When it comes to selling a home, many people always want to celebrate when they receive an offer on the home itself. However, the most important thing to keep in mind is that many real estate contracts always come with a contingency involving home inspections. This provides a buyer with a variety of rights, such as requesting repairs on the home, negotiating the offer itself, and even backing out of the sale altogethe
Here are some of the most common issues that home inspectors will typically look for during a routine home inspection before a home is sold.
Since factors such as electrical issues can cause both property damage and an increased risk of injury, home inspectors will take the time to make both the current homeowner and potential buyer aware of any and all electrical issues that they may come across during their routine inspection. If something like this happens, you will want to have your real estate agent recommend a licensed electrician to take a look at the issue, which can include exposed wiring, painted outlets, reversed polarity, aluminum wiring, and more.
A home inspection also involves the inspector taking the time to search for issues related to insect infestations that may need to be taken care of before a home is sold. Marie Kitch from The Home Inspection Hub explains that home inspectors check everything from the power outlets to searching for signs of pests. In fact, insects such as termites have been known to cause extensive damage to around 600,000 homes every year in the United States, and as a result, homeowners end up spending about $5 billion annually to both control them and repair damage caused by them. Infestations of insects such as beetles, carpenter ants, and termites can cause severe damage to a home, more specifically many of the wooden areas of a home. Unfortunately, in terms of home inspections, this damage can often be discovered after it’s too late to have too much done about it, which can seriously affect the value and buyer interest of a home. In the event that an insect infestation of any kind is found, it will be the seller’s responsibility to have it exterminated, which, depending on the severity of the situation, can cost upwards of hundreds of dollars.

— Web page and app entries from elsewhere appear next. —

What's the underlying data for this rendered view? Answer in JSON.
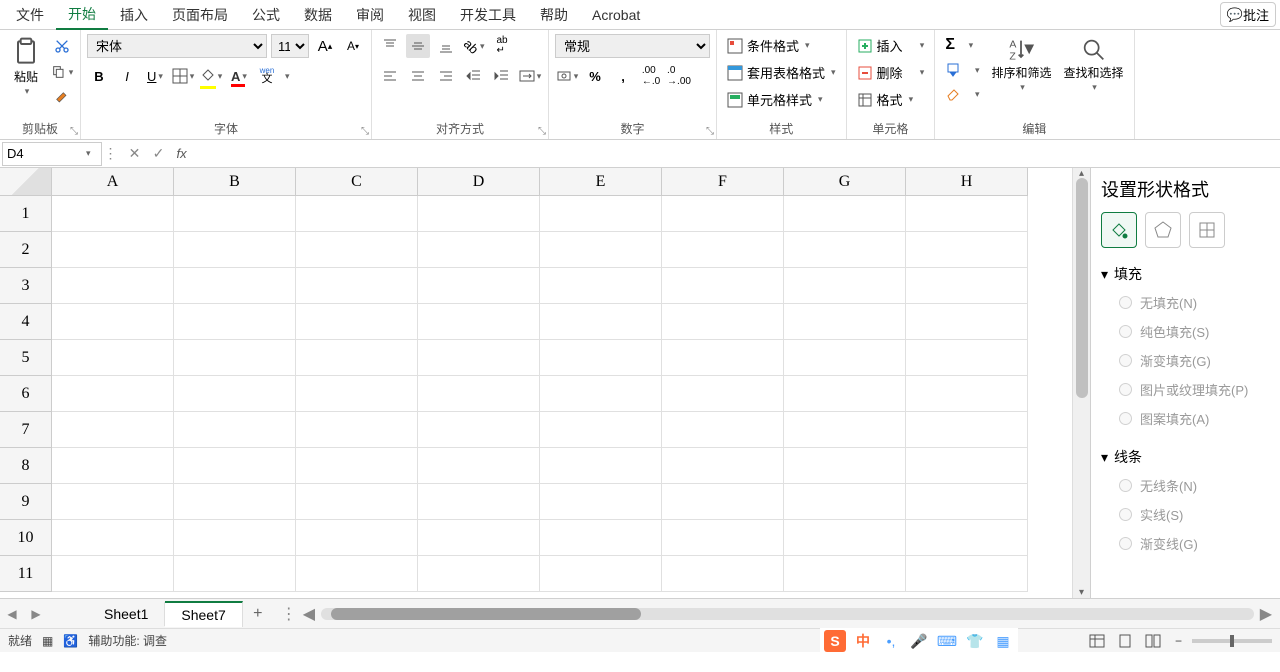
{
  "menu": {
    "items": [
      "文件",
      "开始",
      "插入",
      "页面布局",
      "公式",
      "数据",
      "审阅",
      "视图",
      "开发工具",
      "帮助",
      "Acrobat"
    ],
    "active_index": 1,
    "comment": "批注"
  },
  "clipboard": {
    "paste": "粘贴",
    "group_label": "剪贴板"
  },
  "font": {
    "name": "宋体",
    "size": "11",
    "ruby": "wen",
    "ruby2": "文",
    "group_label": "字体"
  },
  "alignment": {
    "group_label": "对齐方式"
  },
  "number": {
    "format": "常规",
    "group_label": "数字"
  },
  "styles": {
    "conditional": "条件格式",
    "table": "套用表格格式",
    "cell": "单元格样式",
    "group_label": "样式"
  },
  "cells": {
    "insert": "插入",
    "delete": "删除",
    "format": "格式",
    "group_label": "单元格"
  },
  "editing": {
    "sort": "排序和筛选",
    "find": "查找和选择",
    "group_label": "编辑"
  },
  "namebox": "D4",
  "formula": "",
  "columns": [
    "A",
    "B",
    "C",
    "D",
    "E",
    "F",
    "G",
    "H"
  ],
  "rows": [
    "1",
    "2",
    "3",
    "4",
    "5",
    "6",
    "7",
    "8",
    "9",
    "10",
    "11"
  ],
  "panel": {
    "title": "设置形状格式",
    "fill": {
      "label": "填充",
      "options": [
        "无填充(N)",
        "纯色填充(S)",
        "渐变填充(G)",
        "图片或纹理填充(P)",
        "图案填充(A)"
      ]
    },
    "line": {
      "label": "线条",
      "options": [
        "无线条(N)",
        "实线(S)",
        "渐变线(G)"
      ]
    }
  },
  "sheets": {
    "tabs": [
      "Sheet1",
      "Sheet7"
    ],
    "active_index": 1
  },
  "status": {
    "ready": "就绪",
    "accessibility": "辅助功能: 调查"
  },
  "ime": {
    "lang": "中"
  }
}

Damage caused by water can end up resulting in all sorts of serious issues, with perhaps the most common being mold growth. If something like this were to occur, the interior environment of a home can end up becoming toxic, which, in turn, can result in residents being diagnosed with serious upper respiratory conditions and having an adverse reaction on their health. Additionally, removing mold is something that can cost a homeowner thousands of dollars as well. Should a home inspector end up discovering water damage of any kind, regardless of whether it’s severe or not, you will want to contact a licensed professional in your area to investigate the issue and deal with it as soon as possible.

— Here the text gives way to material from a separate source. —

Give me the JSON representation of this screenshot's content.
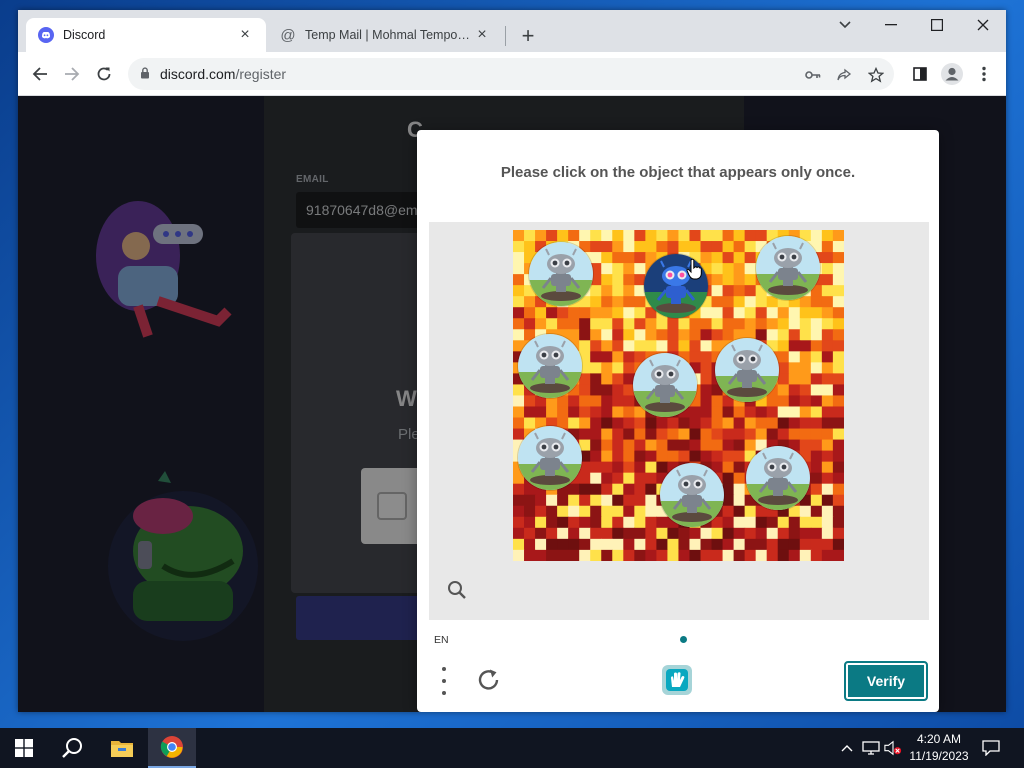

A home’s foundation is naturally designed to stay in one single place; however, as time goes on, the soil that the foundation itself sits on can cause the walls to expand thanks to water. As the water disappears, the soil will shrink, causing the foundation to then settle, which then results in cracks for more water to enter. Repairing and/or replacing this type of issue can cost hundreds or even thousands of dollars, though it depends on how severe the issue is. Furthermore, the length of time to repair a foundation can take anywhere from a few days or a few weeks. Left unfixed, it can lead to more serious issues. Some of the most common signs that a home inspector will typically look for when it comes to structural integrity include bouncy or uneven flooring, cracks in your basement walls or around the frames of doors, leaning stairs or front porch, any nails popping out of your walls, and more.

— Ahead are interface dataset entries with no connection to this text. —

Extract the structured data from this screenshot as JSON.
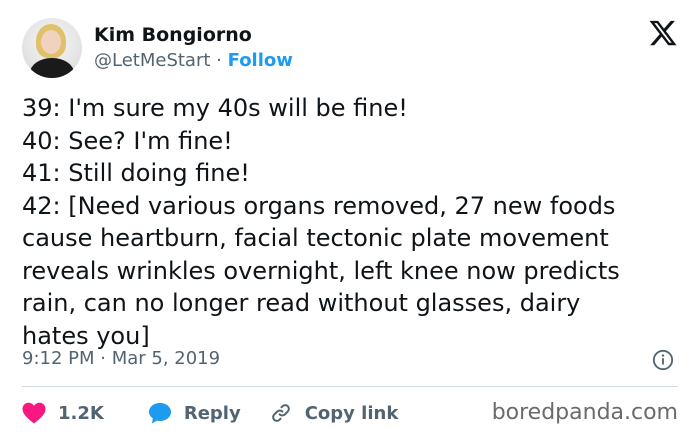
{
  "author": {
    "name": "Kim Bongiorno",
    "handle": "@LetMeStart",
    "separator": "·",
    "follow_label": "Follow"
  },
  "tweet": {
    "lines": [
      "39: I'm sure my 40s will be fine!",
      "40: See? I'm fine!",
      "41: Still doing fine!",
      "42: [Need various organs removed, 27 new foods",
      "cause heartburn, facial tectonic plate movement",
      "reveals wrinkles overnight, left knee now predicts",
      "rain, can no longer read without glasses, dairy",
      "hates you]"
    ],
    "timestamp": "9:12 PM · Mar 5, 2019"
  },
  "actions": {
    "likes": "1.2K",
    "reply_label": "Reply",
    "copy_link_label": "Copy link"
  },
  "icons": {
    "platform_logo": "x-logo-icon",
    "info": "info-icon",
    "like": "heart-icon",
    "reply": "speech-bubble-icon",
    "copy": "link-icon"
  },
  "colors": {
    "accent": "#1d9bf0",
    "like": "#f91880",
    "secondary_text": "#536471"
  },
  "watermark": "boredpanda.com"
}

These are only a select few of the many common issues that a home inspector will look for when someone places a home up for sale. The most important thing to keep in mind is that a home inspection is something that will always need to be done when you decide to sell your home. Not only will this help to make sure that you get the best value possible, but it will also help to make sure that there are no issues inside the home that could end up leading to more serious problems for the new owner further down the line.